Was Scotland's dominant win at Twickenham a one-off? Or the launchpad for an improving side to make a tilt at the Six Nations title? Telegraph Sport takes an in-depth look at Gregor Townsend's squad here.
Scotland will be looking to back up their historic win at Twickenham last weekend with another strong showing against injury-ravaged Wales. Gregor Townsend's men would make more history with a win at Murrayfield this afternoon, as Scotland have never won their first two games since this tournament became the Six Nations.
The last time Scotland won their opening two games was in the 1996 Five Nations, when they were famously beaten by England at Murrayfield in their final fixture and denied a Grand Slam. If they do get another win today then talk of a Triple Crown and even a first Six Nations title will undoubtedly start hotting up.
But Townsend aimed to keep things low-key in the build-up to today's clash; outlining the importance - and the difficulty - of being able to string back-to-back performances together.

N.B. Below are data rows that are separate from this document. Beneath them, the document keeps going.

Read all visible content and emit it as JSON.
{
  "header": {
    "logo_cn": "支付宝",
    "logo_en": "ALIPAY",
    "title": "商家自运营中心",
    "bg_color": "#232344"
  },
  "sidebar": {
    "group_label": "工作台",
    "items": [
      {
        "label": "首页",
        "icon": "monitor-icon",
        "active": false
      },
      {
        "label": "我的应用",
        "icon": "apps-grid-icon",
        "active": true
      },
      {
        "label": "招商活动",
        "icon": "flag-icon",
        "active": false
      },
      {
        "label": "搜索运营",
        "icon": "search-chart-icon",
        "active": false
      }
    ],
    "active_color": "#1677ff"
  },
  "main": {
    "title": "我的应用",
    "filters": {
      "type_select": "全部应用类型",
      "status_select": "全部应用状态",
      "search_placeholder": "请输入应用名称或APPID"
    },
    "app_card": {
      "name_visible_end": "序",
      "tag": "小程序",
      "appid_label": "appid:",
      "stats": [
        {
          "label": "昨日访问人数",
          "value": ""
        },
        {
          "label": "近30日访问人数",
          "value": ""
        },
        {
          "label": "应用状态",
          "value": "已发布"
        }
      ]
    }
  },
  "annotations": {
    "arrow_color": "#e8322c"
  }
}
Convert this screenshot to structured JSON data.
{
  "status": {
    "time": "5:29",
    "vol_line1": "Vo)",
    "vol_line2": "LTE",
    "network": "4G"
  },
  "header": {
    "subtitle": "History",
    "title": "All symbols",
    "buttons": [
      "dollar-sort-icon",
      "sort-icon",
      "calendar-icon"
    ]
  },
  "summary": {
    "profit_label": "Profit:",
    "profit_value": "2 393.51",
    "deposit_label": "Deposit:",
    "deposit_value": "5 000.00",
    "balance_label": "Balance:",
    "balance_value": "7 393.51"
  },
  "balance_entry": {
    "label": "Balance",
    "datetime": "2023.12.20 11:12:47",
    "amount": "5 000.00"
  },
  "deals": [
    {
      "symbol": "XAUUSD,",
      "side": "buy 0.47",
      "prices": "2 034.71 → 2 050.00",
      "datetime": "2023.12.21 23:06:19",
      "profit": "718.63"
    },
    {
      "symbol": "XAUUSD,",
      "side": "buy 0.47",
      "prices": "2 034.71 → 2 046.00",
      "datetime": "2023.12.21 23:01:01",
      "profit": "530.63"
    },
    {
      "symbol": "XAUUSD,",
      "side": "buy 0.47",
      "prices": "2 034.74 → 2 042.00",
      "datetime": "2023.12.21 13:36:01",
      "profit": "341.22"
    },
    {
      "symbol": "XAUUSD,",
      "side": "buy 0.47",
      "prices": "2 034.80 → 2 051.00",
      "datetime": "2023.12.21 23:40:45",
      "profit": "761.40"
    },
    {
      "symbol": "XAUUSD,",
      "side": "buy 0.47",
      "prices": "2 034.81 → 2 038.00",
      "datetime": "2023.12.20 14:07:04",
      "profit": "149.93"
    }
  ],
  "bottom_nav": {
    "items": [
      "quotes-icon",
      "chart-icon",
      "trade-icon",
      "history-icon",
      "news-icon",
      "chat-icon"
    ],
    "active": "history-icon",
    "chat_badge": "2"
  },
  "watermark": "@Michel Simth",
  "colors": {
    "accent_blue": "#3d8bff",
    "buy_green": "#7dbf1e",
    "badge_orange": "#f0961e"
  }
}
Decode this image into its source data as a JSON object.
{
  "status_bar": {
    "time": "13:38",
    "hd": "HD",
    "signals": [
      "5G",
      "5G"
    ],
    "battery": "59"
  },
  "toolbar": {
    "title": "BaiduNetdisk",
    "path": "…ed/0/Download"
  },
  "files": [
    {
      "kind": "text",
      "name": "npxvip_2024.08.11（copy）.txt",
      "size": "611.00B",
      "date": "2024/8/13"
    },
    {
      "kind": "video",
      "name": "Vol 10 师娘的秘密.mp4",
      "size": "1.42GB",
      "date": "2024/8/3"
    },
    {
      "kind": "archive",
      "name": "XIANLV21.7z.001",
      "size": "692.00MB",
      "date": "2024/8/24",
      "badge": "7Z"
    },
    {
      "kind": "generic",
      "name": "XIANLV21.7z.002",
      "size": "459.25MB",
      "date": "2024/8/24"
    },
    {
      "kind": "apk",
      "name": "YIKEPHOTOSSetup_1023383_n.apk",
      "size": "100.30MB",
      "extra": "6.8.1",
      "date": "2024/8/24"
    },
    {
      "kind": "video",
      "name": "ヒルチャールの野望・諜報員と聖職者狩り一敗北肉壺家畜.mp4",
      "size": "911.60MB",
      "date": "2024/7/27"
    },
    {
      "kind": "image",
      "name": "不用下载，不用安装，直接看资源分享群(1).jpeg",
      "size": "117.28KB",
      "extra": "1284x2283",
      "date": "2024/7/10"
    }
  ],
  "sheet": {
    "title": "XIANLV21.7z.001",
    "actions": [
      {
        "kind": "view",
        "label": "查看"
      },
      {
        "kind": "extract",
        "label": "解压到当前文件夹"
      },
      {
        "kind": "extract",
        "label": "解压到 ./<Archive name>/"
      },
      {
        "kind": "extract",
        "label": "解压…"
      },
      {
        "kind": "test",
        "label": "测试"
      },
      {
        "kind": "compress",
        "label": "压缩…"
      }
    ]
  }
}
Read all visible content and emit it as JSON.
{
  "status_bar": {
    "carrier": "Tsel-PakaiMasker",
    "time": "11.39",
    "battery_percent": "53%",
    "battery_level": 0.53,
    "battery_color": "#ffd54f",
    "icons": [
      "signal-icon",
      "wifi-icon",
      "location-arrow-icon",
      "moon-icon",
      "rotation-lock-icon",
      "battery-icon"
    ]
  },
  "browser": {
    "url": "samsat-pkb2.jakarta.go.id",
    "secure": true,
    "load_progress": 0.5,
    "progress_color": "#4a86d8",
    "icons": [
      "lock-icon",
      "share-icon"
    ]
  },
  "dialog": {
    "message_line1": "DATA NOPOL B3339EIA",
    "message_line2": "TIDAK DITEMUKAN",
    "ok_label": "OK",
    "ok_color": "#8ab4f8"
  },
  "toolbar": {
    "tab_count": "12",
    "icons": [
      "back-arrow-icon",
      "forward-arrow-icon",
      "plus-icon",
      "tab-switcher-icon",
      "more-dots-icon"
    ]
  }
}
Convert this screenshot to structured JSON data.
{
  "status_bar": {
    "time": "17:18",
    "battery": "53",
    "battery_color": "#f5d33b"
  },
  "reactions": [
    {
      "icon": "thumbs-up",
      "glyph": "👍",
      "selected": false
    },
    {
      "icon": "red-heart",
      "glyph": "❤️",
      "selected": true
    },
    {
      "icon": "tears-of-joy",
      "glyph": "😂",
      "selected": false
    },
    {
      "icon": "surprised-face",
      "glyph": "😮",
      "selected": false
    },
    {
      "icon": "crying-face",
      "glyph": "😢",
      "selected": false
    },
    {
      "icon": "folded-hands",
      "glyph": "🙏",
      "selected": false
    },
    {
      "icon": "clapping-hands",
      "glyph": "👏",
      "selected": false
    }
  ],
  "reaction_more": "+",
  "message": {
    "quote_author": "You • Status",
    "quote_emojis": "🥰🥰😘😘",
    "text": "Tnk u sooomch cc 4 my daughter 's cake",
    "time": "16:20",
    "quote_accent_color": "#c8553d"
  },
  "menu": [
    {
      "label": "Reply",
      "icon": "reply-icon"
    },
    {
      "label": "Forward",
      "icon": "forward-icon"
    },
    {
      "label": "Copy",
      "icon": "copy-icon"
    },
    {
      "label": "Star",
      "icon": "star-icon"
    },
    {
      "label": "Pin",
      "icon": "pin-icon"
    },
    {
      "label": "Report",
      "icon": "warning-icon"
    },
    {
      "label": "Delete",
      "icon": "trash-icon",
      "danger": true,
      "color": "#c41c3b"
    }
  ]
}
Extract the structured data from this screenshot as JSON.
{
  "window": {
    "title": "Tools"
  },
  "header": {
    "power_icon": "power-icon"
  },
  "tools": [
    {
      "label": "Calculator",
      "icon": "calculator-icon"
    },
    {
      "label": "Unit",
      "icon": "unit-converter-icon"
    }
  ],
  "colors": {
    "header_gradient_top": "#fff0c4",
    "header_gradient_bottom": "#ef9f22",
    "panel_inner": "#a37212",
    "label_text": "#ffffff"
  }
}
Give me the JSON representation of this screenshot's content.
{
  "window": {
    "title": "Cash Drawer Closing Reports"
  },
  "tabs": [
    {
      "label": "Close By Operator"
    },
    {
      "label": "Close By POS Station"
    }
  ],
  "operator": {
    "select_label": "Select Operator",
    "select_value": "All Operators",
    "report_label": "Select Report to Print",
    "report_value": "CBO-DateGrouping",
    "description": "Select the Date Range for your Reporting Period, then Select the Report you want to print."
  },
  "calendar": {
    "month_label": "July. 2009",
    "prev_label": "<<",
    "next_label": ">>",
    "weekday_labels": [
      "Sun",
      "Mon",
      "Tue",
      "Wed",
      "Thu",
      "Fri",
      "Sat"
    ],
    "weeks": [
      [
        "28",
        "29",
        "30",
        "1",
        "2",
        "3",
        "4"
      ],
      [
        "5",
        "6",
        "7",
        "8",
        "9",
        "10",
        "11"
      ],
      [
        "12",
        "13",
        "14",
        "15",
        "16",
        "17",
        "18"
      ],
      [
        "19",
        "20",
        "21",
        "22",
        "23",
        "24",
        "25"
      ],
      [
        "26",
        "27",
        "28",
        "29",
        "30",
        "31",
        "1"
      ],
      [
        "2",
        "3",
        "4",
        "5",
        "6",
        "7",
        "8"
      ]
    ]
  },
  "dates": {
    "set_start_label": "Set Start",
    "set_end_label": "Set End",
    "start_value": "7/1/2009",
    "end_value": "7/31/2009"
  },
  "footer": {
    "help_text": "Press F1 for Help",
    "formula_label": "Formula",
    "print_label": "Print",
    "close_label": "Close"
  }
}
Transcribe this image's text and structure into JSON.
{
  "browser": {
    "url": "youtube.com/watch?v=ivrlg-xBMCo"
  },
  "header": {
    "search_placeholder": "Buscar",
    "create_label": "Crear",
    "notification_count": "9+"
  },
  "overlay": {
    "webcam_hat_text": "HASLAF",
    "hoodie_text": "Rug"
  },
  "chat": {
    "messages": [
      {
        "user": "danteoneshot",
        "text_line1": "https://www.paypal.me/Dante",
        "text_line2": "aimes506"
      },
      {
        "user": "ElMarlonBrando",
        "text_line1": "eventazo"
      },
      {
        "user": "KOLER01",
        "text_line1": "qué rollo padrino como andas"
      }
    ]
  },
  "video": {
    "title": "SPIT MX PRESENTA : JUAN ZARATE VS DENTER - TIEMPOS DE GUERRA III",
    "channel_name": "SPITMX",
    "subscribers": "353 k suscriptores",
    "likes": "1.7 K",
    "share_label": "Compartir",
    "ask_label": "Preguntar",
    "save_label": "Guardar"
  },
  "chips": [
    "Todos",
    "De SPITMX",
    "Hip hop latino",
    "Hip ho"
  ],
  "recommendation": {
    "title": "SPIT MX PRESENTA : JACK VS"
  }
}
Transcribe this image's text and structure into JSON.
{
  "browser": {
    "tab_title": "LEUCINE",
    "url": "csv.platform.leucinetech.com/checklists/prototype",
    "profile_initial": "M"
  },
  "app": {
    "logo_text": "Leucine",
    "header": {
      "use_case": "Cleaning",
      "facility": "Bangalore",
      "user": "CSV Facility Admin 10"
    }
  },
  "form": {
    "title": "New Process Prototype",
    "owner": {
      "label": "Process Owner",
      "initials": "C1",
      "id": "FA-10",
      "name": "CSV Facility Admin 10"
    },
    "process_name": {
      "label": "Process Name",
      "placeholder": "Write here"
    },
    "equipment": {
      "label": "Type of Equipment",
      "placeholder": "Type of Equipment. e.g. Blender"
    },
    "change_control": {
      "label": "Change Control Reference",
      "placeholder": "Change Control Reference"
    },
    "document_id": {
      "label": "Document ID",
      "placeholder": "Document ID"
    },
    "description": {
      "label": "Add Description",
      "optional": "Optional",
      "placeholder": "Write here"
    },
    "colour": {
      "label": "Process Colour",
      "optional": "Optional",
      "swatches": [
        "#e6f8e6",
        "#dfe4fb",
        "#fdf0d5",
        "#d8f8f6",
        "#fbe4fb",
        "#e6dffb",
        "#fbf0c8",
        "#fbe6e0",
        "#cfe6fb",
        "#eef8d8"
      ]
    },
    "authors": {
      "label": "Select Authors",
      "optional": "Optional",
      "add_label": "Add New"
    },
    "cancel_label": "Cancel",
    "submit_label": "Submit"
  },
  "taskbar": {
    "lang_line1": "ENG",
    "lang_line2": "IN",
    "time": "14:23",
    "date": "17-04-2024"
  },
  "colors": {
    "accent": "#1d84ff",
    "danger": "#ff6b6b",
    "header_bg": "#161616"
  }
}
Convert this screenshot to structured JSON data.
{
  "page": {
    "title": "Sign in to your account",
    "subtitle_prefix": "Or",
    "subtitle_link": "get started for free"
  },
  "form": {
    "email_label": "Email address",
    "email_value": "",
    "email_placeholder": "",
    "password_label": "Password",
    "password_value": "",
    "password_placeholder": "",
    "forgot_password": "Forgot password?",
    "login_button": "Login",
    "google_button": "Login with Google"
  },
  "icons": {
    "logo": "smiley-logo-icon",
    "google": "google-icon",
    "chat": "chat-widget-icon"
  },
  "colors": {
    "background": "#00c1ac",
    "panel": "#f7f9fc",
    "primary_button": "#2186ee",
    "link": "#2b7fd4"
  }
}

He said: "The growth has to be backing up big performances, being consistent, being tough to beat. If you look back over the last few years, that’s something we’ve not always done, but I think we’ve shown that we’re tough to beat. If we can get that consistency of performance, we can be a match for anybody in this championship.”
Over the past fortnight Wales have picked up eight injuries and had one player suspended for breaking their Covid-19 bubble, losing a quarter of the 36-man squad named by head coach Wayne Pivac last month.
They lost three blindside flankers – Dan Lydiate, Josh Navidi and Macleod – within four days. George North’s 100th cap will have to wait, too, after an injury to his foot. There are five changes to today’s starting XV to face Scotland from the side who edged past 14-man Ireland last Sunday.
But they will still be able to start an experienced side, including the likes of Ken Owens, Tomas Francis, Alun Wyn Jones, Justin Tipuric, Taulupe Faletau, Gareth Davies, Dan Biggar, Liam Williams and Leigh Halfpenny.
And the selection of uncapped Willis Halaholo on the bench allies some youth to that experienced core.